4. Cross check the details of finances
While calculating your income and expenses for the particular tax year, make sure to cross check the numbers. Check your payment receipts, bills, record of pension payments (if you have made any), the indemnity you have accumulated over the year and also the expenses incurred. Cross check and match your payments you received in bank versus the invoice you issued and similarly, check the payments you have made against the receipts you have.
5. Look for answers online
If you have certain question then calling the HMRC is not always the best idea as it is known that the helpline call waiting time are most often long. The best way to go about getting your answer is to look if it is available online on the government website under the help sheets and guidance notes. You can also turn to social media for basic help. However, by all means avoid giving out any personal details on public platform.
6. Pension tax relief, Gift Aid, EIS investment
You want to save on tax efficiently, pensions are your solution. You get tax reliefs for contributions you make towards your pension. A high rate taxpayer can claim additional 20% and additional taxpayer, an extra 25%. At present, you can claim tax relief of up to 100% of your salary on pension contributions (a maximum of £40,000). For a high rate taxpayer, you can also take advantage of the tax relief through Gift Aid (charitable donations) and making investments EIS and SEIS companies (30%).
7. Put aside money for payments
After thoroughly completing the procedure and submitting your tax return filing forms, you will need to pay the tax bill that you owe to the HMRC. The deadline to pay the bill is 31 January, same as the tax return filling deadline. You might not want to wait till the last moment as the payments can take few days to process. Hence, to ensure the payment is cleared before deadline, you need to transfer the bill amount a little prior. You also want to make certain that you have enough money to steer clear of cash-flow problems.
8. Beware of deadlines and late fines
In case you fail to file the self-assessment by the stipulated deadline, you will be fined a late fee of £100 even if you do not owe any tax, i.e. if you fail to adhere to the deadline of 31 January. Remember, if you are filing the tax return on paper then the deadline is 30 October following the end of the tax year. This fee will keep adding if you further fail to file your return. After three months, it would be £10 a day, a maximum up to £900. Post six months, £300 or 5% of the tax you owe. 12 months’ delay will cost you Additional £300 or 5% of the tax you owe (for exceptional cases, this fee can be u to 100% of the tax due).
You must also notify the HMRC of any new source of income which has a tax liability by 5 October. If you miss it then you will be penalised with “failure to notify”.

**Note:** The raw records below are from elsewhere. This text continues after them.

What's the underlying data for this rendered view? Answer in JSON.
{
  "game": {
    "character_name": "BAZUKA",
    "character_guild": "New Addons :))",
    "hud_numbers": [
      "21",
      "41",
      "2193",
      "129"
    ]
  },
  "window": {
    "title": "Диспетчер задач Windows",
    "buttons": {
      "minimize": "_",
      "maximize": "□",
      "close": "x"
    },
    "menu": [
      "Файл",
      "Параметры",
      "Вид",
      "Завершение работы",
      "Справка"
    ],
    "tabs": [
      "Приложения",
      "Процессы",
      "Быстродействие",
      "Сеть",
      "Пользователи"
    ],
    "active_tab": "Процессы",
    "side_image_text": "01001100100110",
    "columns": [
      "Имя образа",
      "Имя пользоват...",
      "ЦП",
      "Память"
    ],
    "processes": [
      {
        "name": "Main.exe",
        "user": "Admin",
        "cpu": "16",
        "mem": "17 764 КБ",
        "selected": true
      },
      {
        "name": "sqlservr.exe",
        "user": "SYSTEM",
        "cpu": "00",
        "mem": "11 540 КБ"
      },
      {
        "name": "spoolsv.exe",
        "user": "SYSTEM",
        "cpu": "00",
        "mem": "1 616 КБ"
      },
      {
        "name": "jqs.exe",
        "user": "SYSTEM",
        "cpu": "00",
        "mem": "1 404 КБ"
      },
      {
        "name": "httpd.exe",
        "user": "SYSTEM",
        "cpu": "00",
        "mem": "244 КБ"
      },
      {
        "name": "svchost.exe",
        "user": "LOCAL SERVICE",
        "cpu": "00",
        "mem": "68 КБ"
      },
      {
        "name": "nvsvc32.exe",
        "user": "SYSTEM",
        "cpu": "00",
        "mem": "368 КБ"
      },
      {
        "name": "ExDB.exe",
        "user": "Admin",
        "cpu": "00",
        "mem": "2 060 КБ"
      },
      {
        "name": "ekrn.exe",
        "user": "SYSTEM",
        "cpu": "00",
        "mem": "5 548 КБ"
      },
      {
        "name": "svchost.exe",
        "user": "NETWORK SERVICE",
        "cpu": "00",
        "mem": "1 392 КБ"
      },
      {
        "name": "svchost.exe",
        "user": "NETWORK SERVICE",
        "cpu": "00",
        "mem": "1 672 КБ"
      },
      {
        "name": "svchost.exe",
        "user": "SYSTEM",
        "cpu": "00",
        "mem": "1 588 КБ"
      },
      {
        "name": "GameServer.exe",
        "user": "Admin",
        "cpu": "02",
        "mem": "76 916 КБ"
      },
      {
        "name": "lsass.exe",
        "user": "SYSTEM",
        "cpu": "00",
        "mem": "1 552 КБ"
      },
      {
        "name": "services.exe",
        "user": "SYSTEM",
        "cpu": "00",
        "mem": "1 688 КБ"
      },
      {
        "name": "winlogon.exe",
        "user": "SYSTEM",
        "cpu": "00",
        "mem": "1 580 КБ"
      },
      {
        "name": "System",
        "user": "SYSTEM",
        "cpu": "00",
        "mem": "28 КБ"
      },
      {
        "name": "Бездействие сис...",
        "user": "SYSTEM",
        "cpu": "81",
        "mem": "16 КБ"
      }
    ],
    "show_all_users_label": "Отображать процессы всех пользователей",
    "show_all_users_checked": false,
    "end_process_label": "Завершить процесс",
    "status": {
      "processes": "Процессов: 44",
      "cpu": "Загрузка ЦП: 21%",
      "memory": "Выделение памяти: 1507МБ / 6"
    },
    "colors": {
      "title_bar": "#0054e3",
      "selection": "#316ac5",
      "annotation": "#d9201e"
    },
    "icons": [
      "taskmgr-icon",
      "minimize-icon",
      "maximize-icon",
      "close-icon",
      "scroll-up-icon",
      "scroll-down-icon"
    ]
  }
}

In case if you feel you have been penalised incorrectly then you can always appeal to the HMRC. You will need to prove that you have a “reasonable excuse”.

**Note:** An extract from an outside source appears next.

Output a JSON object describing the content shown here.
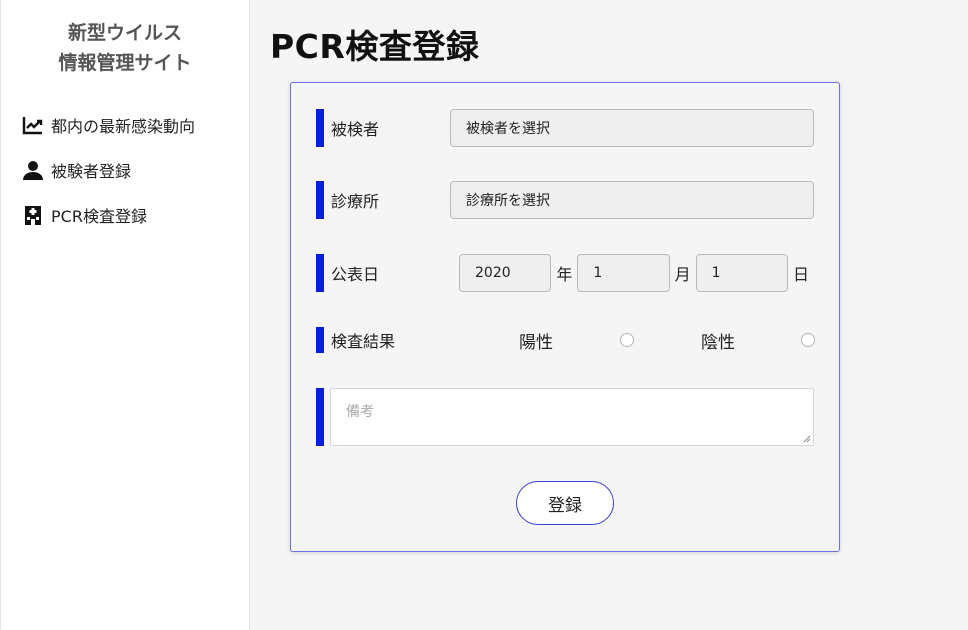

9. Consider seeking expert advice
It is always possible that in last minute filing of returns, some minute things may go unnoticed by you which will never miss the eye of an expert. Besides, it can also help you save money on tax as well as time while relieving you of the hectic task. If you have an accountant for Self assessment tax return, you can also take advice from them to be tax efficient and even deduct the accountant fees.
10. Be pre-prepared for the next tax year
Once you have the experience of going through the process, you must act smartly and start making plans to better manage the tax returns in future. This will save the last moment hassles. No details will be missed. You need to sail through the various tax rules and should you have any doubt at any moment about whether you can manage it all by yourself then know that specialist advice is always available. Write to us at firstname.lastname@example.org